Apparently there is a time and a place to use a weapon in defense of others, or yourself. And as Peter demonstrated by swinging wildly and slicing off the ear of the high priest’s servant, it’s also imperative that if you carry a weapon you must become proficient in its use.

Sadly, the need to protect followers of Christ, and the need to know how to use defensive weapons, was demonstrated in a Church of Christ in Texas last week. As the Lord’s Supper was being served, a disturbed individual who had not been satisfied by the minister giving him food instead of money, pulled out a shotgun and killed a man who was passing communion, and another who attempted to stop him. Within six seconds he was, however, stopped by the head of the church’s volunteer security team.
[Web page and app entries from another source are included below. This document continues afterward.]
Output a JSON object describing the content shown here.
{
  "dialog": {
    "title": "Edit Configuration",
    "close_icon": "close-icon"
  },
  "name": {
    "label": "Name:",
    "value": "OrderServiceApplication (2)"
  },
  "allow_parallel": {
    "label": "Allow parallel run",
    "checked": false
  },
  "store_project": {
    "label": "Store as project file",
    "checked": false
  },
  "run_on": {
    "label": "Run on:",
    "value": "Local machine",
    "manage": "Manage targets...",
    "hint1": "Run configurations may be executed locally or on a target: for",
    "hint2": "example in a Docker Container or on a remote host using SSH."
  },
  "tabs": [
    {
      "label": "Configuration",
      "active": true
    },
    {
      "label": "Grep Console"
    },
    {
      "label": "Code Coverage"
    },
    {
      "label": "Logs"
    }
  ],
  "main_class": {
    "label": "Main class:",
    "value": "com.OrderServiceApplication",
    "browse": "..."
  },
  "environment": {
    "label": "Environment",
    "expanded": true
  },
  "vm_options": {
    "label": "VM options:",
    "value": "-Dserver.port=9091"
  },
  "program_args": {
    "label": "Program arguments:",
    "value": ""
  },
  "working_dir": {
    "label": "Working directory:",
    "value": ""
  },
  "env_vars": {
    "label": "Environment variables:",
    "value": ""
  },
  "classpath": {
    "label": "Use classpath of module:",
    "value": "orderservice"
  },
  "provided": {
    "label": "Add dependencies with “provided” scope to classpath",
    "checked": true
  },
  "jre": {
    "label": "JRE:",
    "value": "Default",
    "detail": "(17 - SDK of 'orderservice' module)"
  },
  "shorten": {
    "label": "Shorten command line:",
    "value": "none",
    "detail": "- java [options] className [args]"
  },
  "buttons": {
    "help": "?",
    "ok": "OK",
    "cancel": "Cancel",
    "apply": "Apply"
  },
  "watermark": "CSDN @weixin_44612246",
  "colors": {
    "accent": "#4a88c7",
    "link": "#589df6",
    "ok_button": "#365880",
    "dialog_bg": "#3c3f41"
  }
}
In light of renewed concern about the threat of a violent intruder into a house of worship, I want to assure you that we have taken steps to keep everyone as safe as possible. Several of us attended a Sheepdog Seminar a few years ago where we were taught how to protect the flock, and we do have armed individuals in our worship services who train regularly. We also lock the doors shortly after the services begin, and the children’s worship leaders and nursery workers have been instructed to take the children to the outdoor nursery playground in the event of an intrusion.

If the need for defensive action to be taken should ever arise, it would be very helpful if everyone would take cover in the pews for a few moments, before going to make sure their children are safe.

Obviously, we pray such action will never be needed.

God Bless, Rick

Are You Regular?

Remember the perfect attendance pins that were worn with pride many years ago? The first year you had perfect attendance at Sunday School you were awarded a nice little pin to wear on your lapel, and every year thereafter you were awarded a banner that was attached to it. I think I did win a pin, but I know I didn’t have one with ten or twenty banners hanging on it, as did some of the adults who had come faithfully to Sunday School since childhood.

I’m not advocating a return to the pins, but I do think it would do us all good to give prayerful consideration to our attendance in worship, if not Sunday School, as we begin a new year.

It’s been well reported in the media that church attendance in the US has been declining for several years. That’s old news. What was new news to me is that what is considered to be “regular” attendance has also been changing.

I recently read that while attending three Sunday’s a month was considered to be “regular” a few years ago, now attending just once a month is considered to be “regular.” I don’t know whether to laugh or cry at that.

Unless failing health or extenuating circumstances are a play, I can’t believe anyone would think their attendance in worship is “regular” if they only made it once a month. Do you?

God Bless, Rick